CASE 5: A 10-month wait to access records

During an investigation into a group of ISIS supporters who police believed were "high-risk travellers" based in Eastern Canada, the RCMP spent 10 months trying to obtain social media communications outside Canada. Analysis of the data is continuing, and police have evidence that one of the suspects is abroad in a "high-risk country." The case remains under investigation.

Police, Power and Privacy: A 5-part series

  • Wednesday: Exclusive interview with RCMP Commissioner Bob Paulson

Case 6: Terrorist group communications prove elusive

The Mounties say they're investigating a group of individuals suspected of participating in a terrorist organization and plotting to travel overseas. Police attempted a court-ordered interception of their devices but found the communications were encrypted. As a result, police had to design technical solutions, which meant they needed an extension of the court order, and this has delayed the process.

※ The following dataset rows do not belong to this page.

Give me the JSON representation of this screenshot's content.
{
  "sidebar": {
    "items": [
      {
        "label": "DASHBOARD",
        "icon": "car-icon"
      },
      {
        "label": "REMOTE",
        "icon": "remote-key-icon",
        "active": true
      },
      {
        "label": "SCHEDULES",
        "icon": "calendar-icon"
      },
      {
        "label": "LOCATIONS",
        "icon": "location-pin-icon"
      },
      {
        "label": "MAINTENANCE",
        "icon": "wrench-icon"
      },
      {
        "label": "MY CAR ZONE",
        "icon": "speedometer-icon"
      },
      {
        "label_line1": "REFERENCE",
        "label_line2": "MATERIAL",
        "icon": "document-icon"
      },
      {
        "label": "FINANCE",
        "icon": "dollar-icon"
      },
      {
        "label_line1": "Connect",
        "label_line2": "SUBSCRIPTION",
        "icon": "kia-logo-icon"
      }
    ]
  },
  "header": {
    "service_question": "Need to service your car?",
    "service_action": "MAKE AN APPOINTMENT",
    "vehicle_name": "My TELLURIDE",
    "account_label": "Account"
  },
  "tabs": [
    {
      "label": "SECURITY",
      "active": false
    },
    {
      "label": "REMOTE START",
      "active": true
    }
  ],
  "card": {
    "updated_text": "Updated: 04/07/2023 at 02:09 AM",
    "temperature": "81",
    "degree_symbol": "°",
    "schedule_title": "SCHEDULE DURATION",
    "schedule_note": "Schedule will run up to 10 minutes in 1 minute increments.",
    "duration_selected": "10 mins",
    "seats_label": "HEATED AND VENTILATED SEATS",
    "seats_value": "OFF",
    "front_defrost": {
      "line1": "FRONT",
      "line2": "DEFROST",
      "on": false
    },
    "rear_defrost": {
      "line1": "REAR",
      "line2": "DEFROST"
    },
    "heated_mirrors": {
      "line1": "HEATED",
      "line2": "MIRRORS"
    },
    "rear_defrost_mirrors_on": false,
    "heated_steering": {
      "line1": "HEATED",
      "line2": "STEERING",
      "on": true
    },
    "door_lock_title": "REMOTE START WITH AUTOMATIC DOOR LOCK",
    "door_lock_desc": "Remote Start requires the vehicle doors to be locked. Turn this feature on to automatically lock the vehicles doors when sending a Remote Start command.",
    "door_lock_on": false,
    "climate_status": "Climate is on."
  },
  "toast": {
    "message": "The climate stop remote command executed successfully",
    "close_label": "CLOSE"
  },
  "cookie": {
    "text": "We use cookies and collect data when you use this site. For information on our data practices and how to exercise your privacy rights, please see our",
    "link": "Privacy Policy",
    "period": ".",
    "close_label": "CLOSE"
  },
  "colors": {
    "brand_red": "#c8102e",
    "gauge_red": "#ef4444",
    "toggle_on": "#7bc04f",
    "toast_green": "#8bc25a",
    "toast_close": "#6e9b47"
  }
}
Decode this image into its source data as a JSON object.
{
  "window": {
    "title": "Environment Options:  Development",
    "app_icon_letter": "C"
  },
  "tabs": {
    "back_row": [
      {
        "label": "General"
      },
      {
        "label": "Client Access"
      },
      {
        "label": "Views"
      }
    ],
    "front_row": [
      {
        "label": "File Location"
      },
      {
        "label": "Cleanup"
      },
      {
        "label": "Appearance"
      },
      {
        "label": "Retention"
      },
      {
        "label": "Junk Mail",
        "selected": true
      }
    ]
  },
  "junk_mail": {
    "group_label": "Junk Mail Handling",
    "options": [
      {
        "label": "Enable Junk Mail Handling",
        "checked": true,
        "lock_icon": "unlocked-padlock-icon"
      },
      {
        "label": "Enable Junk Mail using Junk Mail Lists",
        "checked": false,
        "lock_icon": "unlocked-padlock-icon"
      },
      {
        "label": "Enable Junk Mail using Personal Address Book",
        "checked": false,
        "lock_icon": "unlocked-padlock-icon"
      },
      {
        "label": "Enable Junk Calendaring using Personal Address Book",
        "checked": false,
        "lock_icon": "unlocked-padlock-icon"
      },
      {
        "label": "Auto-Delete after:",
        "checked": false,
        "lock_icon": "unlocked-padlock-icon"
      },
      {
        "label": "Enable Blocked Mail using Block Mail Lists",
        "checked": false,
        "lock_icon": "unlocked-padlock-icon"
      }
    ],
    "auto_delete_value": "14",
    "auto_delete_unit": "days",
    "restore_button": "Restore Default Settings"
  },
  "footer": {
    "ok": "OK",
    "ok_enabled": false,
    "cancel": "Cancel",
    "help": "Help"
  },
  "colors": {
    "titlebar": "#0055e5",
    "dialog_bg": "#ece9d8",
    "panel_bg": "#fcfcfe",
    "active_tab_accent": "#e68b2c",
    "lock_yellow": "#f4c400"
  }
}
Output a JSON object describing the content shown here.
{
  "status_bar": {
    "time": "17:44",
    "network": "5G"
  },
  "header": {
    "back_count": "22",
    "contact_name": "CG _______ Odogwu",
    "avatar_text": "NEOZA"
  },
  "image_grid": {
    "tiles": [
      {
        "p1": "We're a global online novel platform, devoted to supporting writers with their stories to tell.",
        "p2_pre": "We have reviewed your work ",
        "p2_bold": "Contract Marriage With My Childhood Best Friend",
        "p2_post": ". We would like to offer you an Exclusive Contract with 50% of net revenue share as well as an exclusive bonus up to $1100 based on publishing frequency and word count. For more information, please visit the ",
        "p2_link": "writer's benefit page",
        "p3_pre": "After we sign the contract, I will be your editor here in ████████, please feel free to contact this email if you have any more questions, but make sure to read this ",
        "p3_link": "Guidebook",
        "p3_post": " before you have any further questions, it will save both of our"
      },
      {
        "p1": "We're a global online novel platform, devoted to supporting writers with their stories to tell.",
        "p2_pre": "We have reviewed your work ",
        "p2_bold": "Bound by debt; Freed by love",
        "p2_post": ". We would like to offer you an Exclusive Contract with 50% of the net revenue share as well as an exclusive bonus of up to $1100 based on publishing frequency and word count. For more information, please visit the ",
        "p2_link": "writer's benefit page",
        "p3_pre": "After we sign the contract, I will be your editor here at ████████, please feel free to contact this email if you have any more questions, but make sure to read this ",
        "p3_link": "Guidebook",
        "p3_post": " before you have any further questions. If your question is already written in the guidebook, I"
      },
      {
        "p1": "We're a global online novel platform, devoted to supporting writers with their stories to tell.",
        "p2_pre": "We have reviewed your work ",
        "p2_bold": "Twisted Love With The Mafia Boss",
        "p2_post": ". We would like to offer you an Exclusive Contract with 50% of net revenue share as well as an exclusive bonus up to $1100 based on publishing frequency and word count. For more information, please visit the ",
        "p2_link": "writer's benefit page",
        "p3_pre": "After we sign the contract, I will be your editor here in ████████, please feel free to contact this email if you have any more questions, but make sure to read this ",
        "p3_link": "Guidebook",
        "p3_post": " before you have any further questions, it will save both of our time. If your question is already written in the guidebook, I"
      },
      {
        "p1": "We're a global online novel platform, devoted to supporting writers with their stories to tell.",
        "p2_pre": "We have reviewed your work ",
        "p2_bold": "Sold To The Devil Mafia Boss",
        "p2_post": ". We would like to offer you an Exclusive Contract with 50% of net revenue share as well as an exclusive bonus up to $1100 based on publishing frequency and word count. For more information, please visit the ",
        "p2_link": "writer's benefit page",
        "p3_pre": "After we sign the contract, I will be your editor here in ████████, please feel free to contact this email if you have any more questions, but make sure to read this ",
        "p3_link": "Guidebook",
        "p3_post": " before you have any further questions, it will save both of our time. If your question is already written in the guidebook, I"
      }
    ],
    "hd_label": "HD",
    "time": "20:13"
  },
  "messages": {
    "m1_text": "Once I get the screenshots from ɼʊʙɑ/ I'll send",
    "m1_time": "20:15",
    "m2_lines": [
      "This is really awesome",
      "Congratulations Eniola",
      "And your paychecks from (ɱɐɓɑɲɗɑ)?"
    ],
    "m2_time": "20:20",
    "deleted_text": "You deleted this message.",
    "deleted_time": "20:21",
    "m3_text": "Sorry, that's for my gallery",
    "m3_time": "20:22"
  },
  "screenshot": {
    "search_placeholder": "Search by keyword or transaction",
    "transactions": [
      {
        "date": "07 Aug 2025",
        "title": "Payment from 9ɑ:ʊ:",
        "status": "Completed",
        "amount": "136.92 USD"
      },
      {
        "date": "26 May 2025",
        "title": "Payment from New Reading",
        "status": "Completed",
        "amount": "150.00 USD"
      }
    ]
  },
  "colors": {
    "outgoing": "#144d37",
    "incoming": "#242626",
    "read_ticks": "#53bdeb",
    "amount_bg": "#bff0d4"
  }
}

The communications among the suspects have not been obtained. The case is still under investigation.

CASE 7: Digital chatter unreadable

Police obtained warrants to conduct surveillance on a group of people in Eastern Canada suspected in a terrorism conspiracy in 2014. Police discovered the main suspect's phone was connecting to multiple cellular networks, none of which was technically equipped to intercept the suspect's text and internet traffic. The Mounties spent two months and $250,000 to engineer a custom tool that would intercept the target's communications, only to discover all of it was encrypted and unreadable. The individuals remain under investigation.

Case 8: Interception too costly

The Mounties seized kilos of cocaine and arrested low-level members of an alleged drug and human trafficking organization in Eastern Canada. After obtaining a warrant to monitor suspects' communications, investigators determined it would cost hundreds of thousands of dollars to install interception hardware at the targets' internet service provider. Police abandoned the effort and resorted to using undercover officers and agents. The alleged criminal bosses and their organization are still operational.

CASE 9: Laptops, phones blocked

The RCMP, working with foreign intelligence agencies, obtained warrants to intercept residential and cellular traffic of a group of suspected "high-risk travellers" in a city in Western Canada. Police believed they were planning to join extremist groups overseas. Investigators attempted to intercept more than 30 laptops, cellphones and computers being used by the group but could only "successfully infiltrate" two of them. While those two devices delivered a bounty of evidence — 4.4 million pieces of data, including videos, images, web pages, text messages and emails — some of the data was encrypted and unreadable.

CASE 10: Aaron Driver's encrypted chats

Aaron Driver, a 24-year-old ISIS supporter suspected of planning a major urban attack, was killed by police outside a house in Strathroy, Ont., back in August. (Rob Campbell-Pereira/Facebook)

RCMP investigators were unable to read ISIS supporter Aaron Driver's encrypted messages in 2015 with suspects involved in attacks in Texas and Australia. They say encryption thwarted their ability to understand how far along Driver may have been in his bomb plot. He was killed in August 2016 outside his home in Strathroy, Ont., after police were tipped off to a martyrdom video Driver had made. The FBI alerted Canadian police to an "imminent" attack. He was killed amidst police gunfire and the partial detonation of a bomb he was carrying.


Dave Seglins and Chelsea Gomez are journalists with the CBC News Investigative Unit in Toronto. They partnered with Robert Cribb, investigative journalist at the Toronto Star, to examine the growing digital challenges in police investigations and proposals to change laws affecting the privacy of Canadians. and